--- RECORDS PROVIDED ---
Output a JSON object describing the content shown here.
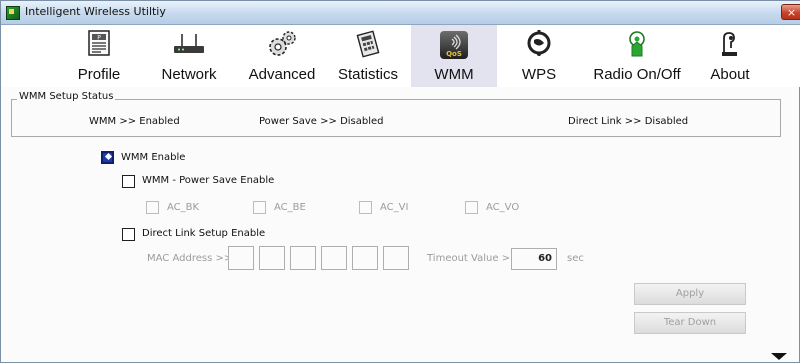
{
  "window": {
    "title": "Intelligent Wireless Utiltiy",
    "close_label": "×"
  },
  "toolbar": {
    "items": [
      {
        "label": "Profile",
        "icon": "profile-icon"
      },
      {
        "label": "Network",
        "icon": "network-icon"
      },
      {
        "label": "Advanced",
        "icon": "advanced-icon"
      },
      {
        "label": "Statistics",
        "icon": "statistics-icon"
      },
      {
        "label": "WMM",
        "icon": "wmm-qos-icon",
        "active": true
      },
      {
        "label": "WPS",
        "icon": "wps-icon"
      },
      {
        "label": "Radio On/Off",
        "icon": "radio-icon"
      },
      {
        "label": "About",
        "icon": "about-icon"
      }
    ]
  },
  "wmm_icon_text": "QoS",
  "status": {
    "legend": "WMM Setup Status",
    "wmm": "WMM >> Enabled",
    "power_save": "Power Save >> Disabled",
    "direct_link": "Direct Link >> Disabled"
  },
  "options": {
    "wmm_enable": {
      "label": "WMM Enable",
      "checked": true
    },
    "power_save_enable": {
      "label": "WMM - Power Save Enable",
      "checked": false
    },
    "ac": [
      "AC_BK",
      "AC_BE",
      "AC_VI",
      "AC_VO"
    ],
    "direct_link_enable": {
      "label": "Direct Link Setup Enable",
      "checked": false
    }
  },
  "direct_link": {
    "mac_label": "MAC Address >>",
    "timeout_label": "Timeout Value >>",
    "timeout_value": "60",
    "timeout_unit": "sec"
  },
  "buttons": {
    "apply": "Apply",
    "tear_down": "Tear Down"
  },
  "colors": {
    "active_tab_bg": "#e3e2ef",
    "checked_blue": "#1c3aa9",
    "disabled_text": "#9c9c9c"
  }
}
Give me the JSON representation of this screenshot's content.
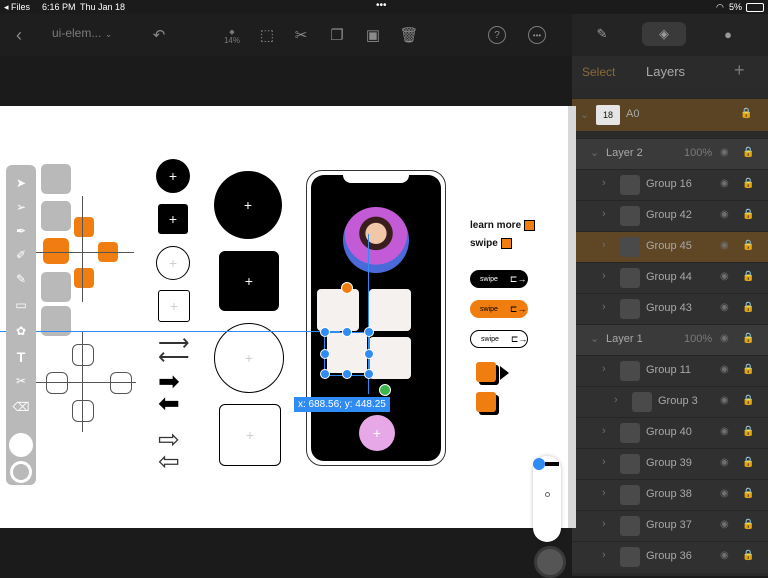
{
  "status_bar": {
    "back_app": "Files",
    "time": "6:16 PM",
    "date": "Thu Jan 18",
    "battery": "5%"
  },
  "toolbar": {
    "doc_title": "ui-elem...",
    "zoom": "14%"
  },
  "panel": {
    "select_label": "Select",
    "title": "Layers",
    "artboard": {
      "name": "A0",
      "badge": "18"
    },
    "layers": [
      {
        "name": "Layer 2",
        "opacity": "100%",
        "indent": 1,
        "type": "layer"
      },
      {
        "name": "Group 16",
        "indent": 2,
        "type": "group"
      },
      {
        "name": "Group 42",
        "indent": 2,
        "type": "group"
      },
      {
        "name": "Group 45",
        "indent": 2,
        "type": "group",
        "selected": true
      },
      {
        "name": "Group 44",
        "indent": 2,
        "type": "group"
      },
      {
        "name": "Group 43",
        "indent": 2,
        "type": "group"
      },
      {
        "name": "Layer 1",
        "opacity": "100%",
        "indent": 1,
        "type": "layer"
      },
      {
        "name": "Group 11",
        "indent": 2,
        "type": "group"
      },
      {
        "name": "Group 3",
        "indent": 3,
        "type": "group"
      },
      {
        "name": "Group 40",
        "indent": 2,
        "type": "group"
      },
      {
        "name": "Group 39",
        "indent": 2,
        "type": "group"
      },
      {
        "name": "Group 38",
        "indent": 2,
        "type": "group"
      },
      {
        "name": "Group 37",
        "indent": 2,
        "type": "group"
      },
      {
        "name": "Group 36",
        "indent": 2,
        "type": "group"
      }
    ]
  },
  "canvas": {
    "learn_more": "learn more",
    "swipe": "swipe",
    "swipe_pill_1": "swipe",
    "swipe_pill_2": "swipe",
    "swipe_pill_3": "swipe",
    "coord_readout": "x: 688.56; y: 448.25"
  },
  "colors": {
    "accent_orange": "#ef7d0f",
    "selection_blue": "#2f8cf5",
    "panel_bg": "#2a2a2a",
    "canvas_bg": "#ffffff"
  },
  "icons": [
    "back-icon",
    "undo-icon",
    "transform-icon",
    "scissors-icon",
    "copy-icon",
    "paste-icon",
    "trash-icon",
    "help-icon",
    "more-icon",
    "brush-tab-icon",
    "layers-tab-icon",
    "color-tab-icon",
    "add-layer-icon"
  ]
}
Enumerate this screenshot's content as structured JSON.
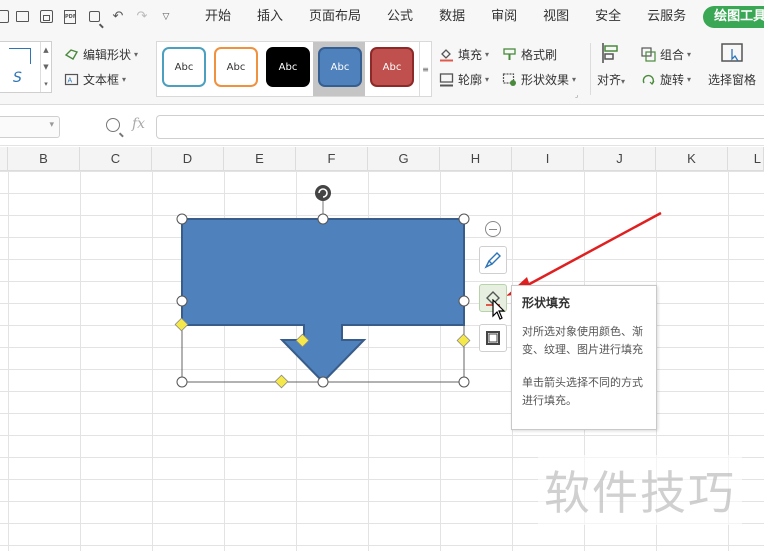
{
  "menubar": {
    "tabs": [
      {
        "label": "开始"
      },
      {
        "label": "插入"
      },
      {
        "label": "页面布局"
      },
      {
        "label": "公式"
      },
      {
        "label": "数据"
      },
      {
        "label": "审阅"
      },
      {
        "label": "视图"
      },
      {
        "label": "安全"
      },
      {
        "label": "云服务"
      }
    ],
    "active_tab": "绘图工具",
    "active_color": "#3aa755"
  },
  "ribbon": {
    "edit_shape": "编辑形状",
    "text_box": "文本框",
    "styles": [
      {
        "label": "Abc",
        "border": "#4ba0c0",
        "fill": "#ffffff",
        "text": "#333333"
      },
      {
        "label": "Abc",
        "border": "#f0913e",
        "fill": "#ffffff",
        "text": "#333333"
      },
      {
        "label": "Abc",
        "border": "#000000",
        "fill": "#000000",
        "text": "#ffffff"
      },
      {
        "label": "Abc",
        "border": "#365f91",
        "fill": "#4f81bd",
        "text": "#ffffff"
      },
      {
        "label": "Abc",
        "border": "#8b2a28",
        "fill": "#c0504d",
        "text": "#ffffff"
      }
    ],
    "fill": "填充",
    "format_painter": "格式刷",
    "outline": "轮廓",
    "shape_effects": "形状效果",
    "align": "对齐",
    "group": "组合",
    "rotate": "旋转",
    "selection_pane": "选择窗格"
  },
  "formula_bar": {
    "fx": "fx"
  },
  "columns": [
    "B",
    "C",
    "D",
    "E",
    "F",
    "G",
    "H",
    "I",
    "J",
    "K",
    "L"
  ],
  "shape": {
    "fill": "#4f81bd",
    "stroke": "#385d8a"
  },
  "tooltip": {
    "title": "形状填充",
    "body": "对所选对象使用颜色、渐变、纹理、图片进行填充",
    "hint": "单击箭头选择不同的方式进行填充。"
  },
  "watermark": "软件技巧"
}
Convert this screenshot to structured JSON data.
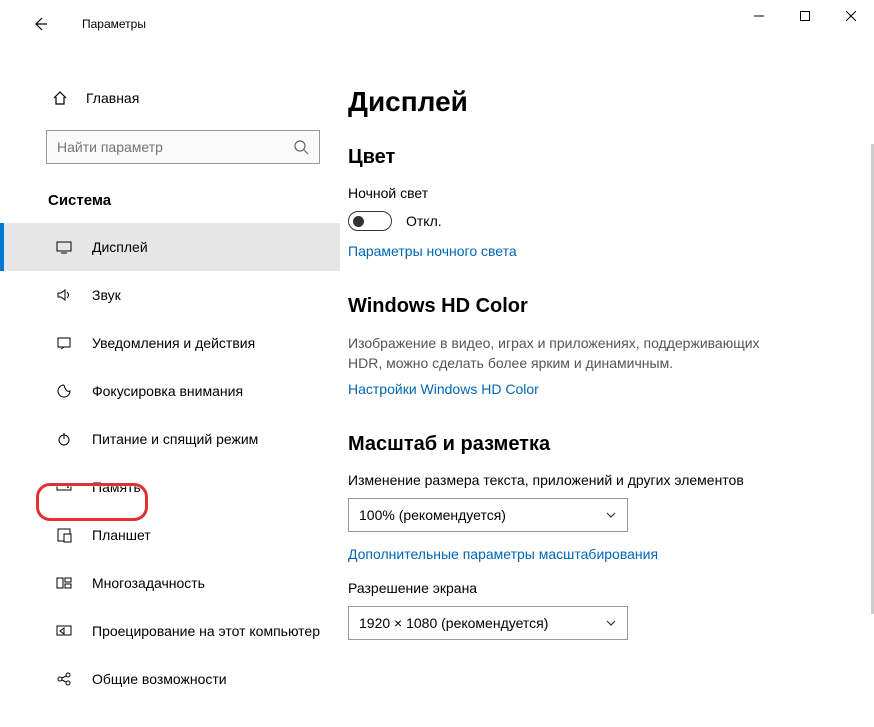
{
  "window": {
    "app_title": "Параметры"
  },
  "sidebar": {
    "home_label": "Главная",
    "search_placeholder": "Найти параметр",
    "section_title": "Система",
    "items": [
      {
        "label": "Дисплей"
      },
      {
        "label": "Звук"
      },
      {
        "label": "Уведомления и действия"
      },
      {
        "label": "Фокусировка внимания"
      },
      {
        "label": "Питание и спящий режим"
      },
      {
        "label": "Память"
      },
      {
        "label": "Планшет"
      },
      {
        "label": "Многозадачность"
      },
      {
        "label": "Проецирование на этот компьютер"
      },
      {
        "label": "Общие возможности"
      }
    ]
  },
  "content": {
    "page_title": "Дисплей",
    "color": {
      "header": "Цвет",
      "night_light_label": "Ночной свет",
      "toggle_state": "Откл.",
      "night_light_link": "Параметры ночного света"
    },
    "hd": {
      "header": "Windows HD Color",
      "description": "Изображение в видео, играх и приложениях, поддерживающих HDR, можно сделать более ярким и динамичным.",
      "link": "Настройки Windows HD Color"
    },
    "scale": {
      "header": "Масштаб и разметка",
      "scale_label": "Изменение размера текста, приложений и других элементов",
      "scale_value": "100% (рекомендуется)",
      "advanced_link": "Дополнительные параметры масштабирования",
      "resolution_label": "Разрешение экрана",
      "resolution_value": "1920 × 1080 (рекомендуется)"
    }
  }
}
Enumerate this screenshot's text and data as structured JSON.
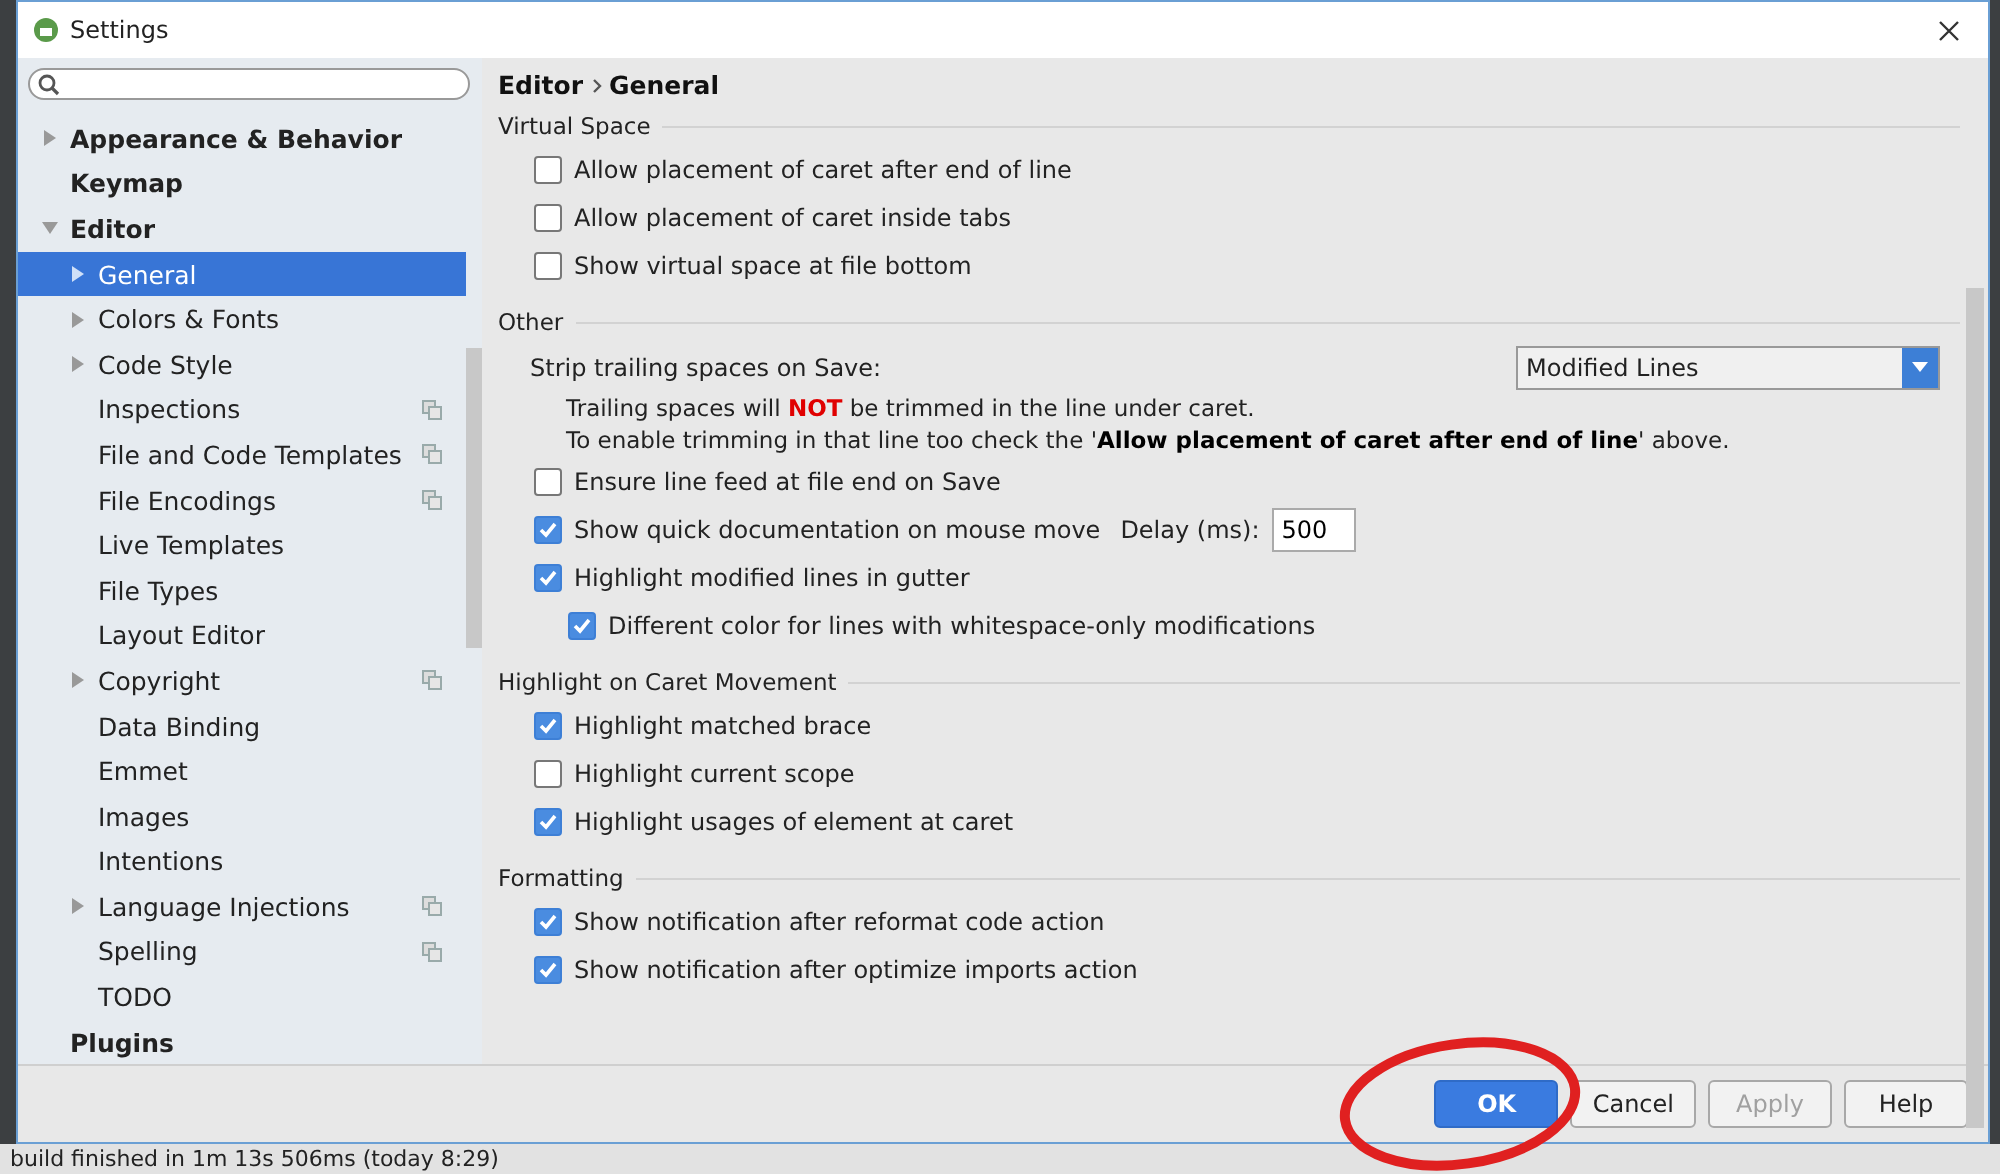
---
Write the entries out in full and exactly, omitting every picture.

Output a JSON object describing the content shown here.
{
  "window": {
    "title": "Intelligent Wireless Utiltiy",
    "close_label": "×"
  },
  "toolbar": {
    "items": [
      {
        "label": "Profile",
        "icon": "profile-icon"
      },
      {
        "label": "Network",
        "icon": "network-icon"
      },
      {
        "label": "Advanced",
        "icon": "advanced-icon"
      },
      {
        "label": "Statistics",
        "icon": "statistics-icon"
      },
      {
        "label": "WMM",
        "icon": "wmm-qos-icon",
        "active": true
      },
      {
        "label": "WPS",
        "icon": "wps-icon"
      },
      {
        "label": "Radio On/Off",
        "icon": "radio-icon"
      },
      {
        "label": "About",
        "icon": "about-icon"
      }
    ]
  },
  "wmm_icon_text": "QoS",
  "status": {
    "legend": "WMM Setup Status",
    "wmm": "WMM >> Enabled",
    "power_save": "Power Save >> Disabled",
    "direct_link": "Direct Link >> Disabled"
  },
  "options": {
    "wmm_enable": {
      "label": "WMM Enable",
      "checked": true
    },
    "power_save_enable": {
      "label": "WMM - Power Save Enable",
      "checked": false
    },
    "ac": [
      "AC_BK",
      "AC_BE",
      "AC_VI",
      "AC_VO"
    ],
    "direct_link_enable": {
      "label": "Direct Link Setup Enable",
      "checked": false
    }
  },
  "direct_link": {
    "mac_label": "MAC Address >>",
    "timeout_label": "Timeout Value >>",
    "timeout_value": "60",
    "timeout_unit": "sec"
  },
  "buttons": {
    "apply": "Apply",
    "tear_down": "Tear Down"
  },
  "colors": {
    "active_tab_bg": "#e3e2ef",
    "checked_blue": "#1c3aa9",
    "disabled_text": "#9c9c9c"
  }
}
Give me the JSON representation of this screenshot's content.
{
  "status_bar": {
    "back_app": "Files",
    "time": "6:16 PM",
    "date": "Thu Jan 18",
    "battery": "5%"
  },
  "toolbar": {
    "doc_title": "ui-elem...",
    "zoom": "14%"
  },
  "panel": {
    "select_label": "Select",
    "title": "Layers",
    "artboard": {
      "name": "A0",
      "badge": "18"
    },
    "layers": [
      {
        "name": "Layer 2",
        "opacity": "100%",
        "indent": 1,
        "type": "layer"
      },
      {
        "name": "Group 16",
        "indent": 2,
        "type": "group"
      },
      {
        "name": "Group 42",
        "indent": 2,
        "type": "group"
      },
      {
        "name": "Group 45",
        "indent": 2,
        "type": "group",
        "selected": true
      },
      {
        "name": "Group 44",
        "indent": 2,
        "type": "group"
      },
      {
        "name": "Group 43",
        "indent": 2,
        "type": "group"
      },
      {
        "name": "Layer 1",
        "opacity": "100%",
        "indent": 1,
        "type": "layer"
      },
      {
        "name": "Group 11",
        "indent": 2,
        "type": "group"
      },
      {
        "name": "Group 3",
        "indent": 3,
        "type": "group"
      },
      {
        "name": "Group 40",
        "indent": 2,
        "type": "group"
      },
      {
        "name": "Group 39",
        "indent": 2,
        "type": "group"
      },
      {
        "name": "Group 38",
        "indent": 2,
        "type": "group"
      },
      {
        "name": "Group 37",
        "indent": 2,
        "type": "group"
      },
      {
        "name": "Group 36",
        "indent": 2,
        "type": "group"
      }
    ]
  },
  "canvas": {
    "learn_more": "learn more",
    "swipe": "swipe",
    "swipe_pill_1": "swipe",
    "swipe_pill_2": "swipe",
    "swipe_pill_3": "swipe",
    "coord_readout": "x: 688.56; y: 448.25"
  },
  "colors": {
    "accent_orange": "#ef7d0f",
    "selection_blue": "#2f8cf5",
    "panel_bg": "#2a2a2a",
    "canvas_bg": "#ffffff"
  },
  "icons": [
    "back-icon",
    "undo-icon",
    "transform-icon",
    "scissors-icon",
    "copy-icon",
    "paste-icon",
    "trash-icon",
    "help-icon",
    "more-icon",
    "brush-tab-icon",
    "layers-tab-icon",
    "color-tab-icon",
    "add-layer-icon"
  ]
}
Enumerate this screenshot's content as structured JSON.
{
  "menubar": {
    "tabs": [
      {
        "label": "开始"
      },
      {
        "label": "插入"
      },
      {
        "label": "页面布局"
      },
      {
        "label": "公式"
      },
      {
        "label": "数据"
      },
      {
        "label": "审阅"
      },
      {
        "label": "视图"
      },
      {
        "label": "安全"
      },
      {
        "label": "云服务"
      }
    ],
    "active_tab": "绘图工具",
    "active_color": "#3aa755"
  },
  "ribbon": {
    "edit_shape": "编辑形状",
    "text_box": "文本框",
    "styles": [
      {
        "label": "Abc",
        "border": "#4ba0c0",
        "fill": "#ffffff",
        "text": "#333333"
      },
      {
        "label": "Abc",
        "border": "#f0913e",
        "fill": "#ffffff",
        "text": "#333333"
      },
      {
        "label": "Abc",
        "border": "#000000",
        "fill": "#000000",
        "text": "#ffffff"
      },
      {
        "label": "Abc",
        "border": "#365f91",
        "fill": "#4f81bd",
        "text": "#ffffff"
      },
      {
        "label": "Abc",
        "border": "#8b2a28",
        "fill": "#c0504d",
        "text": "#ffffff"
      }
    ],
    "fill": "填充",
    "format_painter": "格式刷",
    "outline": "轮廓",
    "shape_effects": "形状效果",
    "align": "对齐",
    "group": "组合",
    "rotate": "旋转",
    "selection_pane": "选择窗格"
  },
  "formula_bar": {
    "fx": "fx"
  },
  "columns": [
    "B",
    "C",
    "D",
    "E",
    "F",
    "G",
    "H",
    "I",
    "J",
    "K",
    "L"
  ],
  "shape": {
    "fill": "#4f81bd",
    "stroke": "#385d8a"
  },
  "tooltip": {
    "title": "形状填充",
    "body": "对所选对象使用颜色、渐变、纹理、图片进行填充",
    "hint": "单击箭头选择不同的方式进行填充。"
  },
  "watermark": "软件技巧"
}
Convert this screenshot to structured JSON data.
{
  "window": {
    "app_title": "Параметры"
  },
  "sidebar": {
    "home_label": "Главная",
    "search_placeholder": "Найти параметр",
    "section_title": "Система",
    "items": [
      {
        "label": "Дисплей"
      },
      {
        "label": "Звук"
      },
      {
        "label": "Уведомления и действия"
      },
      {
        "label": "Фокусировка внимания"
      },
      {
        "label": "Питание и спящий режим"
      },
      {
        "label": "Память"
      },
      {
        "label": "Планшет"
      },
      {
        "label": "Многозадачность"
      },
      {
        "label": "Проецирование на этот компьютер"
      },
      {
        "label": "Общие возможности"
      }
    ]
  },
  "content": {
    "page_title": "Дисплей",
    "color": {
      "header": "Цвет",
      "night_light_label": "Ночной свет",
      "toggle_state": "Откл.",
      "night_light_link": "Параметры ночного света"
    },
    "hd": {
      "header": "Windows HD Color",
      "description": "Изображение в видео, играх и приложениях, поддерживающих HDR, можно сделать более ярким и динамичным.",
      "link": "Настройки Windows HD Color"
    },
    "scale": {
      "header": "Масштаб и разметка",
      "scale_label": "Изменение размера текста, приложений и других элементов",
      "scale_value": "100% (рекомендуется)",
      "advanced_link": "Дополнительные параметры масштабирования",
      "resolution_label": "Разрешение экрана",
      "resolution_value": "1920 × 1080 (рекомендуется)"
    }
  }
}
Enumerate this screenshot's text and data as structured JSON.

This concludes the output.